Legislative Bill 898, introduced by Sen. Sara Howard, would require public universities and colleges in the state to administer a sexual assault climate survey. Students might be asked about how well they think the school educates, prevents and investigates sexual assaults. The findings of the survey as well as information about the number of sexual assault complaints made to the school would be reported to the Legislature. The results would also be made available on a campus’ website. The report would not include students’ personal information but would include the types of sexual misconduct reported, the outcome of each investigation into sexual misconduct and the disciplinary actions taken by the institution. Tami Strickman, the University of Nebraska-Lincoln Title IX coordinator, testified in opposition to the bill. She said the university supported the underlying concept of the bill and already did some surveys but was opposed to the bill because of constitutional questions it raised about the Legislature’s authority to direct the Board of Regents to adopt a policy. Strickman said the university is working with Howard on amendments to the bill that would alleviate some of its concerns. The committee took no action on the bill on Tuesday.

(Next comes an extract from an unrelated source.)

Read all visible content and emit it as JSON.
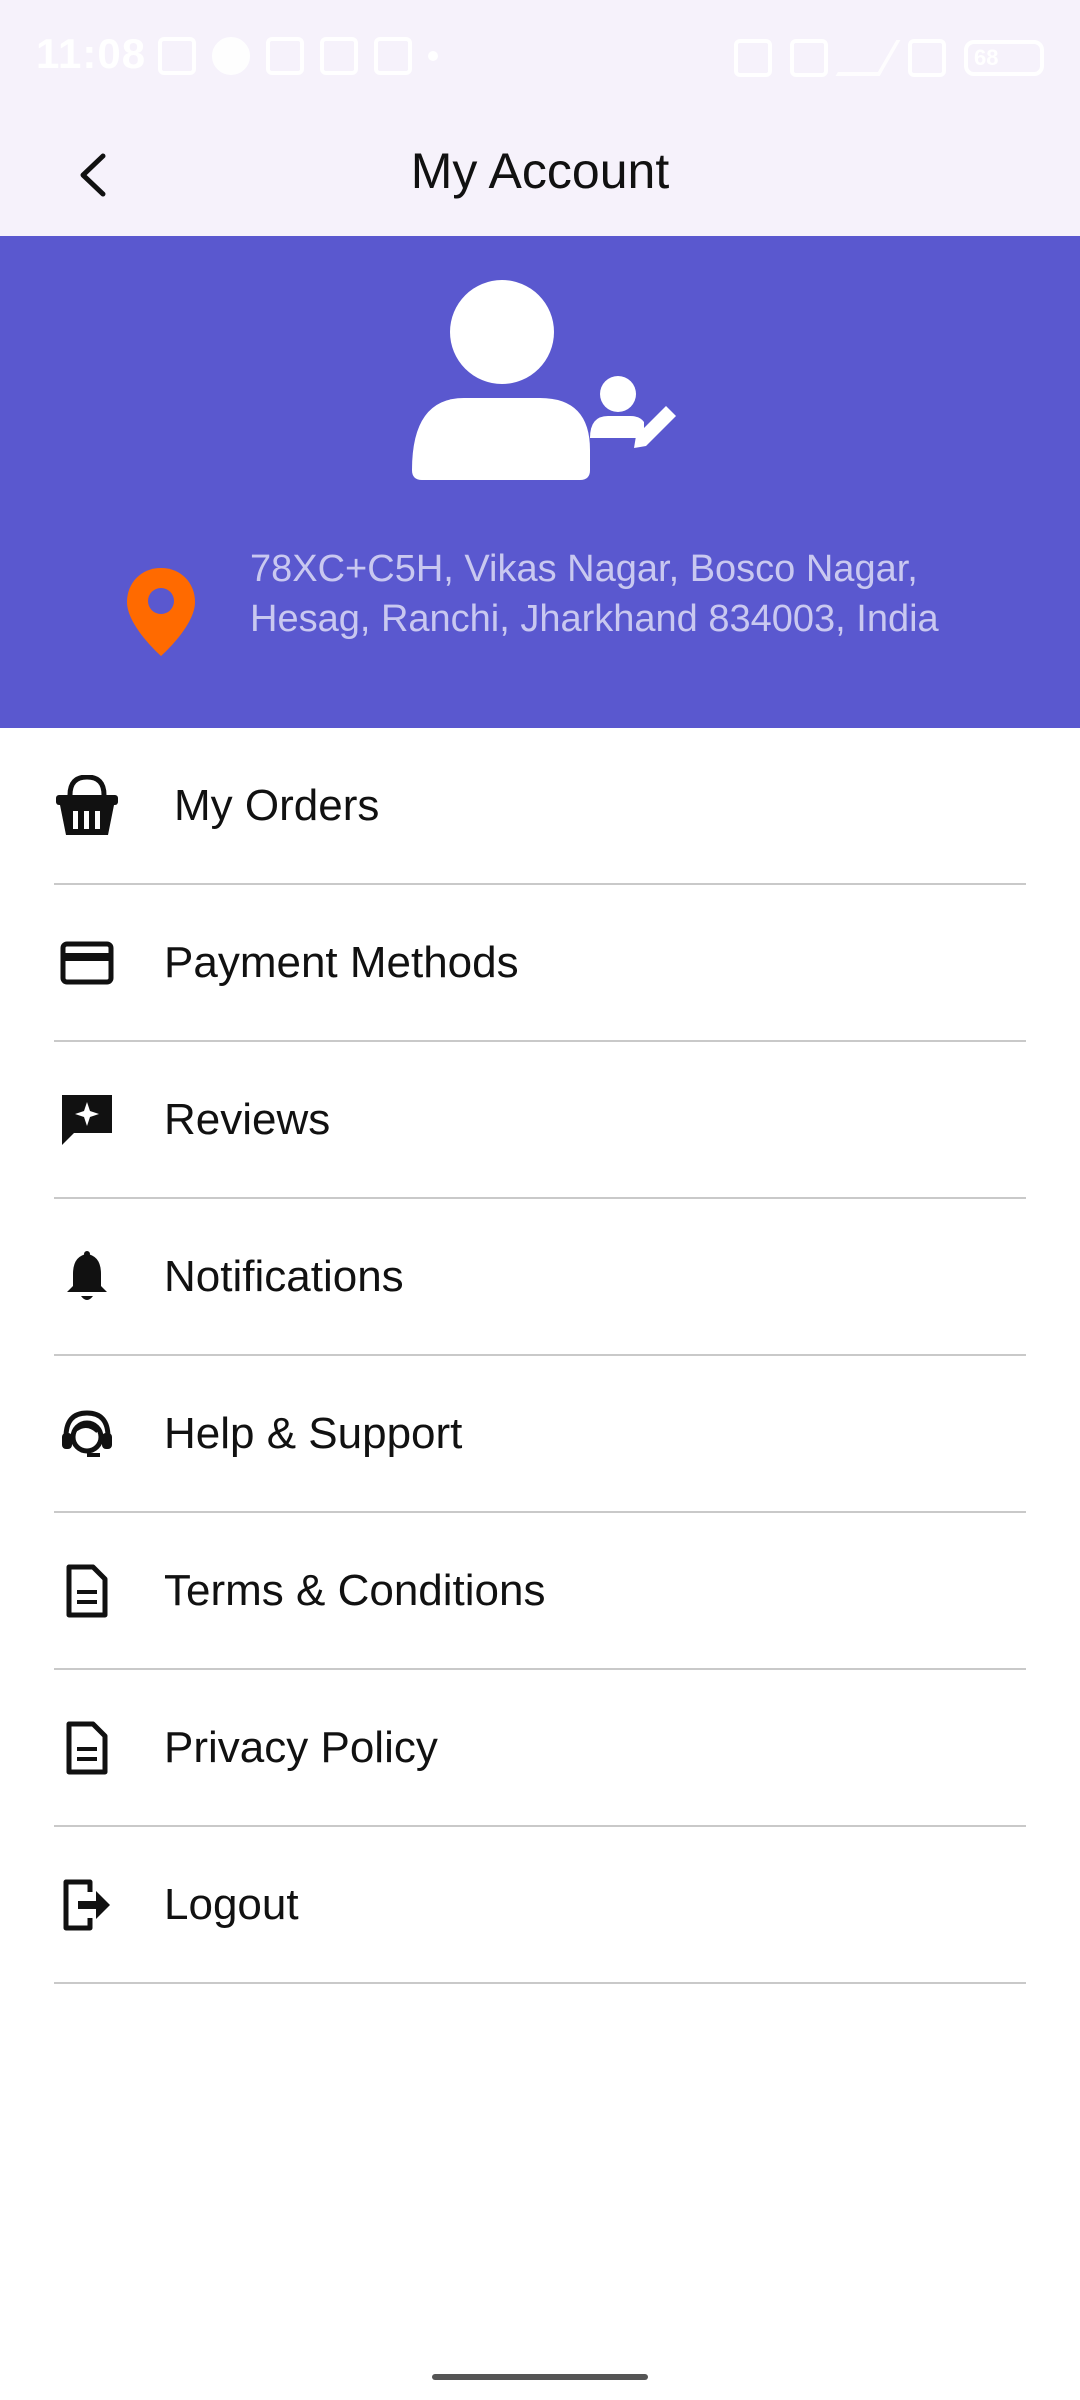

Sen. Anna Wishart of Lincoln introduced Legislative Resolution 293CA on Thursday, saying Nebraskans who find that cannabis eases their pain and suffering should not be forced across state lines or be treated like criminals. A bill introduced by Wishart last year that would have legalized medical cannabis drew opposition from the Nebraska Attorney General’s Office and the Nebraska State Patrol, among others. It takes 30 votes from lawmakers to get a proposed constitutional amendment on the ballot. Last year Wishart introduced LB622, the Medical Cannabis Act, which would have authorized a limited number of growers, processors and distribution centers to provide medical cannabis for people suffering from 19 different medical conditions. That bill is currently on general file. When the bill went before a committee last year, the Attorney General’s Office, Nebraska State Patrol and other high-ranking law enforcement authorities, and the state’s top medical doctor were all opposed to the bill. Opponents argued that the federal Food and Drug Administration should be the one making the decision about medical marijuana, not the Nebraska Legislature. They also argued that more research needs to be done on medical marijuana. Others argue that many activists see medical marijuana as the first step toward broader legalization. According to the National Conference of State Legislatures, 29 states allow broad access to medical marijuana and 17 allow limited uses.